Each of Sybil's kids — whom the obit notes she "tolerated over the years" — got a special shout-out.
Bob, the eldest, is noted as her favourite. Barbara is described as "Miss Perfect.
Brenda "would run to clean the bathrooms when she heard company was coming," and Bruce, the youngest, "wouldn't eat homemade turkey soup because he didn't want to be alert looking for bones."
Brian gets second billing as "the Oreo cookie favourite."
.<a href="https://twitter.com/metromorning?ref_src=twsrc%5Etfw">@metromorning</a> or <a href="https://twitter.com/cbcasithappens?ref_src=twsrc%5Etfw">@cbcasithappens</a> please tell us more about this woman. From <a href="https://twitter.com/TheSpec?ref_src=twsrc%5Etfw">@TheSpec</a> obits! <a href="https://t.co/TDOn4XaGFD">pic.twitter.com/TDOn4XaGFD</a>—@being_margaret
'A kind-hearted person'
But as the siblings lay their mother to rest on Thursday, they will be remembering her for more than her humour.
Sybil Hicks worked as a nurse and helped her husband run a school bus company in Baysville for 20 years.
She sewed vests for the local Lion's Club, of which she was a member. She collected bottles for charity, taught sewing classes, and loved to garden.
"She was a kind-hearted person, always had a smile," Brian said.
"The home was always open and welcome to their friends as well as all of our friends as kids. Every one of our friends just didn't want to leave. They'd end up overnight or for the weekend because they enjoyed our family dynamic."
Sybil leaves behind her her husband and his partner, five children, and 13 grandchildren.
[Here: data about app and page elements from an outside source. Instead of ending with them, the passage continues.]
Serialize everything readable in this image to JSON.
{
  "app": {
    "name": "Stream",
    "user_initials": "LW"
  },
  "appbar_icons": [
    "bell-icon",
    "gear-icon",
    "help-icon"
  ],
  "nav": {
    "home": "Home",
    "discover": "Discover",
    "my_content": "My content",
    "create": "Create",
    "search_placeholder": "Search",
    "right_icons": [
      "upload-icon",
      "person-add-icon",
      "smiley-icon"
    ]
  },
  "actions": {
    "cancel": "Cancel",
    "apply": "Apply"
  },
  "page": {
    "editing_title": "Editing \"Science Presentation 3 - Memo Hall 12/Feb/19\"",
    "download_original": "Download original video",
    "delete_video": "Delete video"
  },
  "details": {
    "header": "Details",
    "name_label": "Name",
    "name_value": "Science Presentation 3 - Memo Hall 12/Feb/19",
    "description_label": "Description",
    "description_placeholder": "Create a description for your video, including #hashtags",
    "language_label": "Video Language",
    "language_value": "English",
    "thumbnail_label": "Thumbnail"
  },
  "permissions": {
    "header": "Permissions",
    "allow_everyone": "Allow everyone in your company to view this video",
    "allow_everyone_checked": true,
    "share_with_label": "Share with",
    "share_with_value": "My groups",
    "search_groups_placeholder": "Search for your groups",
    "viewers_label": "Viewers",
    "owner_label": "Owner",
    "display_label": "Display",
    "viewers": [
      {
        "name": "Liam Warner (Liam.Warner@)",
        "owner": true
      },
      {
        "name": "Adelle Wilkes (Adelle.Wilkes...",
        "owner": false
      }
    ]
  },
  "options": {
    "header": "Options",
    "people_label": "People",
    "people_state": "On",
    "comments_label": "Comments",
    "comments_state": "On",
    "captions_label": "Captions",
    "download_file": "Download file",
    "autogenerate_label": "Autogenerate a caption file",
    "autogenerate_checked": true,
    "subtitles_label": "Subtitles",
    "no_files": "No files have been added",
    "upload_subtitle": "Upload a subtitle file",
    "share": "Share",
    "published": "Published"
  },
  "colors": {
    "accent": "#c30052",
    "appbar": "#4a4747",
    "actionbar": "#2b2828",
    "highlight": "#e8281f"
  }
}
"To be honest with you, she's probably looking at Barbara, Brenda and myself and maybe taking some of the pressure off my dad by calling us the horse's asses," Brian said.
Written by Sheena Goodyear. Interview produced by Jeanne Armstrong.